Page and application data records
****

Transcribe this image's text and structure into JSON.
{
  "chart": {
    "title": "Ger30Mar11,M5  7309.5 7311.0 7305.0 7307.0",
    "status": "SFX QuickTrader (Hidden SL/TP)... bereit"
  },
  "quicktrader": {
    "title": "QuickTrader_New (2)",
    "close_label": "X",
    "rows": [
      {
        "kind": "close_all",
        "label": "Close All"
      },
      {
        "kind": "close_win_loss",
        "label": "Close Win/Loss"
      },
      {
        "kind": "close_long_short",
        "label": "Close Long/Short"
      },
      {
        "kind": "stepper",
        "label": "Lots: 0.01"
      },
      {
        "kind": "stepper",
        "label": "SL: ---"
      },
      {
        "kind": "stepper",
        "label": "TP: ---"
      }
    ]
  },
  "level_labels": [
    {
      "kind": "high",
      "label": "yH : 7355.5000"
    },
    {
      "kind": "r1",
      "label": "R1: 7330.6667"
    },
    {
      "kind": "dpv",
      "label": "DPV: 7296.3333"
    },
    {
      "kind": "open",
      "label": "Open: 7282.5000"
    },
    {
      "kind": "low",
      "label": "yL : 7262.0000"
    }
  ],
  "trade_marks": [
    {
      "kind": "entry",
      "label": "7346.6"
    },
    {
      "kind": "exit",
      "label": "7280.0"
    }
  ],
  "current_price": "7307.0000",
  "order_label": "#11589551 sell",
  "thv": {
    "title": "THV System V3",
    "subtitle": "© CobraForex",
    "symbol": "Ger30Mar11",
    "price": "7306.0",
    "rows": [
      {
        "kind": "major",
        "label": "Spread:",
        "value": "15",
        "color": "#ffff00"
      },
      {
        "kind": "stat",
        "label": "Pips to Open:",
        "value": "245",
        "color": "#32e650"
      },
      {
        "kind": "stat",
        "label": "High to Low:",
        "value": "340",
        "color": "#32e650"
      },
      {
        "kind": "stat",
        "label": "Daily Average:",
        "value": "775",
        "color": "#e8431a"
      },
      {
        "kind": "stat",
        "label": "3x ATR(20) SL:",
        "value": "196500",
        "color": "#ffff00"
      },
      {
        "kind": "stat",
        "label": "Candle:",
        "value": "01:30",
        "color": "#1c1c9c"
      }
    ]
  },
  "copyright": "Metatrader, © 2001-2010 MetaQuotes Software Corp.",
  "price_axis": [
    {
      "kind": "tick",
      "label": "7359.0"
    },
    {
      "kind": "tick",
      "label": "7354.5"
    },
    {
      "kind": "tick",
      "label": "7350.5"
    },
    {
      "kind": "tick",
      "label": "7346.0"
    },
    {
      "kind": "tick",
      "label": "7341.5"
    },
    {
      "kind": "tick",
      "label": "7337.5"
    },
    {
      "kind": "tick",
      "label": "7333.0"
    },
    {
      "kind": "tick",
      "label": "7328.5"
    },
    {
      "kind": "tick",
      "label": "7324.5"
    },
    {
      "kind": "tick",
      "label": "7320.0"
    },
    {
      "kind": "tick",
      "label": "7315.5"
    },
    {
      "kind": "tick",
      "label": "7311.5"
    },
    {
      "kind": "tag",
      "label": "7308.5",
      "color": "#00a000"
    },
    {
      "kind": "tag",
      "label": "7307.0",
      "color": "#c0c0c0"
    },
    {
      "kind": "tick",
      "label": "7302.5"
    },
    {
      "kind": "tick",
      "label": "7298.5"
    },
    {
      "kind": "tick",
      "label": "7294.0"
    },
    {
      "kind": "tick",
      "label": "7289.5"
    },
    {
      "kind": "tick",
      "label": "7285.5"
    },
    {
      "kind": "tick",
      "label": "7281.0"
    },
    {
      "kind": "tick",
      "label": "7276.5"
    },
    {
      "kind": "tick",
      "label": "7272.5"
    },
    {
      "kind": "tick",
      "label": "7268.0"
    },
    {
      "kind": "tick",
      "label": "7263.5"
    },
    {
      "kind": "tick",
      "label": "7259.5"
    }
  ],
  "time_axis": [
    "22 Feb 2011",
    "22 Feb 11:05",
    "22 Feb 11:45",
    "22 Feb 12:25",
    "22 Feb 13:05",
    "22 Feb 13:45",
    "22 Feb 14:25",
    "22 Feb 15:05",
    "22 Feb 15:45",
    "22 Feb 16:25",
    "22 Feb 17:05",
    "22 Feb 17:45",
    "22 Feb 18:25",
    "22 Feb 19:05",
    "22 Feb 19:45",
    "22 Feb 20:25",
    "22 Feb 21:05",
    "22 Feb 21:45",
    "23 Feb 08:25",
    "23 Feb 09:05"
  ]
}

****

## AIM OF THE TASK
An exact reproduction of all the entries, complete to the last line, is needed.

## TASK RESULT
Transcribe this image's text and structure into JSON.
{
  "chart": {
    "title": "Ger30Mar11,M5  7309.5 7311.0 7305.0 7307.0",
    "status": "SFX QuickTrader (Hidden SL/TP)... bereit"
  },
  "quicktrader": {
    "title": "QuickTrader_New (2)",
    "close_label": "X",
    "rows": [
      {
        "kind": "close_all",
        "label": "Close All"
      },
      {
        "kind": "close_win_loss",
        "label": "Close Win/Loss"
      },
      {
        "kind": "close_long_short",
        "label": "Close Long/Short"
      },
      {
        "kind": "stepper",
        "label": "Lots: 0.01"
      },
      {
        "kind": "stepper",
        "label": "SL: ---"
      },
      {
        "kind": "stepper",
        "label": "TP: ---"
      }
    ]
  },
  "level_labels": [
    {
      "kind": "high",
      "label": "yH : 7355.5000"
    },
    {
      "kind": "r1",
      "label": "R1: 7330.6667"
    },
    {
      "kind": "dpv",
      "label": "DPV: 7296.3333"
    },
    {
      "kind": "open",
      "label": "Open: 7282.5000"
    },
    {
      "kind": "low",
      "label": "yL : 7262.0000"
    }
  ],
  "trade_marks": [
    {
      "kind": "entry",
      "label": "7346.6"
    },
    {
      "kind": "exit",
      "label": "7280.0"
    }
  ],
  "current_price": "7307.0000",
  "order_label": "#11589551 sell",
  "thv": {
    "title": "THV System V3",
    "subtitle": "© CobraForex",
    "symbol": "Ger30Mar11",
    "price": "7306.0",
    "rows": [
      {
        "kind": "major",
        "label": "Spread:",
        "value": "15",
        "color": "#ffff00"
      },
      {
        "kind": "stat",
        "label": "Pips to Open:",
        "value": "245",
        "color": "#32e650"
      },
      {
        "kind": "stat",
        "label": "High to Low:",
        "value": "340",
        "color": "#32e650"
      },
      {
        "kind": "stat",
        "label": "Daily Average:",
        "value": "775",
        "color": "#e8431a"
      },
      {
        "kind": "stat",
        "label": "3x ATR(20) SL:",
        "value": "196500",
        "color": "#ffff00"
      },
      {
        "kind": "stat",
        "label": "Candle:",
        "value": "01:30",
        "color": "#1c1c9c"
      }
    ]
  },
  "copyright": "Metatrader, © 2001-2010 MetaQuotes Software Corp.",
  "price_axis": [
    {
      "kind": "tick",
      "label": "7359.0"
    },
    {
      "kind": "tick",
      "label": "7354.5"
    },
    {
      "kind": "tick",
      "label": "7350.5"
    },
    {
      "kind": "tick",
      "label": "7346.0"
    },
    {
      "kind": "tick",
      "label": "7341.5"
    },
    {
      "kind": "tick",
      "label": "7337.5"
    },
    {
      "kind": "tick",
      "label": "7333.0"
    },
    {
      "kind": "tick",
      "label": "7328.5"
    },
    {
      "kind": "tick",
      "label": "7324.5"
    },
    {
      "kind": "tick",
      "label": "7320.0"
    },
    {
      "kind": "tick",
      "label": "7315.5"
    },
    {
      "kind": "tick",
      "label": "7311.5"
    },
    {
      "kind": "tag",
      "label": "7308.5",
      "color": "#00a000"
    },
    {
      "kind": "tag",
      "label": "7307.0",
      "color": "#c0c0c0"
    },
    {
      "kind": "tick",
      "label": "7302.5"
    },
    {
      "kind": "tick",
      "label": "7298.5"
    },
    {
      "kind": "tick",
      "label": "7294.0"
    },
    {
      "kind": "tick",
      "label": "7289.5"
    },
    {
      "kind": "tick",
      "label": "7285.5"
    },
    {
      "kind": "tick",
      "label": "7281.0"
    },
    {
      "kind": "tick",
      "label": "7276.5"
    },
    {
      "kind": "tick",
      "label": "7272.5"
    },
    {
      "kind": "tick",
      "label": "7268.0"
    },
    {
      "kind": "tick",
      "label": "7263.5"
    },
    {
      "kind": "tick",
      "label": "7259.5"
    }
  ],
  "time_axis": [
    "22 Feb 2011",
    "22 Feb 11:05",
    "22 Feb 11:45",
    "22 Feb 12:25",
    "22 Feb 13:05",
    "22 Feb 13:45",
    "22 Feb 14:25",
    "22 Feb 15:05",
    "22 Feb 15:45",
    "22 Feb 16:25",
    "22 Feb 17:05",
    "22 Feb 17:45",
    "22 Feb 18:25",
    "22 Feb 19:05",
    "22 Feb 19:45",
    "22 Feb 20:25",
    "22 Feb 21:05",
    "22 Feb 21:45",
    "23 Feb 08:25",
    "23 Feb 09:05"
  ]
}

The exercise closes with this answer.